Assuming Iran was indeed behind Hizballah’s raid, what happens next? The U.S. and other powers are discussing how to rein in Iran’s nuclear program, and it may be easier to jointly impose sanctions now that Iran is viewed as responsible for mayhem in Lebanon. But what then? Take a look at a map. Iran is an oil-rich nation that borders Pakistan, Afghanistan, Turkey and Iraq, among others. It has a strategic position in Eurasia that cannot be wished away. European officials talk of a “constructive dialogue” with Tehran that involves recognizing it as an important regional power while maintaining the right to sanction it if it breaks the nuclear rules. But Israel–along with many supporters in the U.S.–thinks dialogue with a nation whose leader has said that Israel “must be wiped off the map” is a waste of breath. The U.S., meanwhile, has had few substantive talks with Iranian officials for the past 26 years–and it is anything but clear what levers Washington and its allies think they can pull if Iran really does seek a position of hegemony in the region. Yet even if Iran was to be contained or if it changed its tune, it is hardly certain that Hizballah would follow suit. There is even less reason to think Hamas would. Israel’s Dichter claims that Iran made its first overtures to Hamas in 2001 and that Khaled Mashaal, the Syrian-based leader of Hamas, is a “frequent flyer between Damascus and Tehran.” But Hamas is a Sunni organization rooted in Palestinian resistance. It doesn’t need Iran’s encouragement to fight Israel.

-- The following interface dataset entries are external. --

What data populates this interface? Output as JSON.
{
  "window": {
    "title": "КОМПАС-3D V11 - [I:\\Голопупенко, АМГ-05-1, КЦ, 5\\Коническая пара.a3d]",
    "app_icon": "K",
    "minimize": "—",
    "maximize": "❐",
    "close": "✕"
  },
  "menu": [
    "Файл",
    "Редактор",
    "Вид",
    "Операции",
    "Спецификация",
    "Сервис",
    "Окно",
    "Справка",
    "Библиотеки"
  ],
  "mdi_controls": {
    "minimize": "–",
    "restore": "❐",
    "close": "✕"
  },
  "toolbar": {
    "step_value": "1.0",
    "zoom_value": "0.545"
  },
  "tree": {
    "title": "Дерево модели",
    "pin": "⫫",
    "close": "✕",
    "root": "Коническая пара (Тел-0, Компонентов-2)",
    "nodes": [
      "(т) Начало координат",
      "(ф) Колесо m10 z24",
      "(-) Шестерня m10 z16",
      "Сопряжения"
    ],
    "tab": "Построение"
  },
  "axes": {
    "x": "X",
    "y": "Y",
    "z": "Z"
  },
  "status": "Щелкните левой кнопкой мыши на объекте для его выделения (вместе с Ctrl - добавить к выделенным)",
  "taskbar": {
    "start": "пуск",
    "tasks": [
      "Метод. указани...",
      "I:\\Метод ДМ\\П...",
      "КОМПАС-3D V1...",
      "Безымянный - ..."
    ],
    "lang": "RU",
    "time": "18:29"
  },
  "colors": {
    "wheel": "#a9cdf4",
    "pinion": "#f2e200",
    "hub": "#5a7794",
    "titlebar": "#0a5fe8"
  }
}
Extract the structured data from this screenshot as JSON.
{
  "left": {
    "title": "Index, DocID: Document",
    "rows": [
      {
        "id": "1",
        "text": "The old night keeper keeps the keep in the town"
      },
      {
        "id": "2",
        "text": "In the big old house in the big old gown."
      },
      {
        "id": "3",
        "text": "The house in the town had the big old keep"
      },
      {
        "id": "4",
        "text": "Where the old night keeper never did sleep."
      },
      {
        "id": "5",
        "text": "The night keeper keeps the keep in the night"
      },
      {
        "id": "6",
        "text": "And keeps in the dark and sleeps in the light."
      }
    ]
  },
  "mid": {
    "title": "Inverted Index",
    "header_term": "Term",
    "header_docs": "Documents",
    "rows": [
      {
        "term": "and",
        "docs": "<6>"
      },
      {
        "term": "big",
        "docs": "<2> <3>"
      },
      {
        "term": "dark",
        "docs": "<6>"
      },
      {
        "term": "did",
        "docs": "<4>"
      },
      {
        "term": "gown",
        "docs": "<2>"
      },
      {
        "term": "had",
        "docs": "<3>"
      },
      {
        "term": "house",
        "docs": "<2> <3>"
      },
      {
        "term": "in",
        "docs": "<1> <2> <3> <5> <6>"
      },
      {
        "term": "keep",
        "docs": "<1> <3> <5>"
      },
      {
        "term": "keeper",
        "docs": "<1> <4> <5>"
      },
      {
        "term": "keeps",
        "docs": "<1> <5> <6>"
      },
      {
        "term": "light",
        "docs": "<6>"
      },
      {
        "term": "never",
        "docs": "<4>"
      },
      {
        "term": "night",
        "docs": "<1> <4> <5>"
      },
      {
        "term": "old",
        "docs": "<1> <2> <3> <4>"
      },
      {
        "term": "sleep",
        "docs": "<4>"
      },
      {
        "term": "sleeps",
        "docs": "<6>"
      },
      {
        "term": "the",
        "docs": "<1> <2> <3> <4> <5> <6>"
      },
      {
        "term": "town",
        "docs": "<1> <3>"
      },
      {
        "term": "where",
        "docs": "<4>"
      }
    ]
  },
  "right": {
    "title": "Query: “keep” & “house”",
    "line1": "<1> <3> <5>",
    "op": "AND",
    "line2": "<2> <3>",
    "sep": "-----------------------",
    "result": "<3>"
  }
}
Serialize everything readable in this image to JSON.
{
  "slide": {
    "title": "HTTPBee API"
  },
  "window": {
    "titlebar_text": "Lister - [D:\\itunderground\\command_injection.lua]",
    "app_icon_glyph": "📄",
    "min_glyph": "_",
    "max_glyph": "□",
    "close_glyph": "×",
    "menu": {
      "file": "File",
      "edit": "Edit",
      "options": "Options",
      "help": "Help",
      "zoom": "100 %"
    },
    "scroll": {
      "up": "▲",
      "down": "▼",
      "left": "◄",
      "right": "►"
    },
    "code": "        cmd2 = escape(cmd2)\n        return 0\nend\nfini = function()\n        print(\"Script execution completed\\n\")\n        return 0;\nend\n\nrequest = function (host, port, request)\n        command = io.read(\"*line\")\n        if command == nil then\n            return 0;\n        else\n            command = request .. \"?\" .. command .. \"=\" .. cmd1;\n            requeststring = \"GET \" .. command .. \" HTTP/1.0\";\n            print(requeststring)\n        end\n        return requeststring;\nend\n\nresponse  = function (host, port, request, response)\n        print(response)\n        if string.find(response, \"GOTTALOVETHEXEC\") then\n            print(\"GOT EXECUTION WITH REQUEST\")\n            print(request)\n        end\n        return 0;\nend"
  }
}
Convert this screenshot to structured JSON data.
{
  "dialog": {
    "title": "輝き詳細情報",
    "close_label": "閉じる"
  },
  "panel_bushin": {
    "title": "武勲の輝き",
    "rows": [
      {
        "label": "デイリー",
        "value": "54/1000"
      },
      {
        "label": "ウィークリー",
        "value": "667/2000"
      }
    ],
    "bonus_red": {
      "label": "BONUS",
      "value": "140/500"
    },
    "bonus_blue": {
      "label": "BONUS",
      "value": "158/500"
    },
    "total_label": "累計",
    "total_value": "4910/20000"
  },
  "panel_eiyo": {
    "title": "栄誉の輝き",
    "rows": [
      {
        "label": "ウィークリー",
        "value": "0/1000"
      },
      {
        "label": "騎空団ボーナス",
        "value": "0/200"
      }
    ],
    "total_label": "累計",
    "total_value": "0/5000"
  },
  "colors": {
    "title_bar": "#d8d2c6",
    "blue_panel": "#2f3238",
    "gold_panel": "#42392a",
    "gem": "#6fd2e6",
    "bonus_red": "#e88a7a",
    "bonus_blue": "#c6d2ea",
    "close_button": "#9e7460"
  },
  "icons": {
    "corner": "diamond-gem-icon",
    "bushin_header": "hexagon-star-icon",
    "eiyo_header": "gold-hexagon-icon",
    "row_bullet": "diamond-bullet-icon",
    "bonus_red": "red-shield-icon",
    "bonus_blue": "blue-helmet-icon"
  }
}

THERE IS, FINALLY, THE MATTER OF IRAQ. The original U.S. hopes for Iraq were not implausible: a successful democracy there would indeed help bring stability to the whole region. But the failure of the U.S. to impose order in Iraq after the invasion of 2003 has emboldened all those who believe that further spasms of violence will force Washington and its allies to give up their push for fundamental change. And there are worse possible outcomes. Iraq could become the launching pad for a full-on war between Sunni and Shi’ite, with Iran entering the fray on the Shi’ite side and the Arab states defending Iraq’s Sunnis. In the bitter Iran-Iraq war of 1980-88, more than a million people were killed or wounded–and any repeat of that carnage would take place in the context of a region where at least one power, Iran, is determined to develop nuclear weapons.

Seen in that light, there’s little wonder that Rice is off on her travels. Her predecessors may have found their shuttles around the Middle East both vexing in their detail and disappointing in their outcome. But they knew that for the U.S. and the world, staying at home was more dangerous still. Rice and her boss, it seems, have got that message.

More Must-Reads from TIME

Contact us at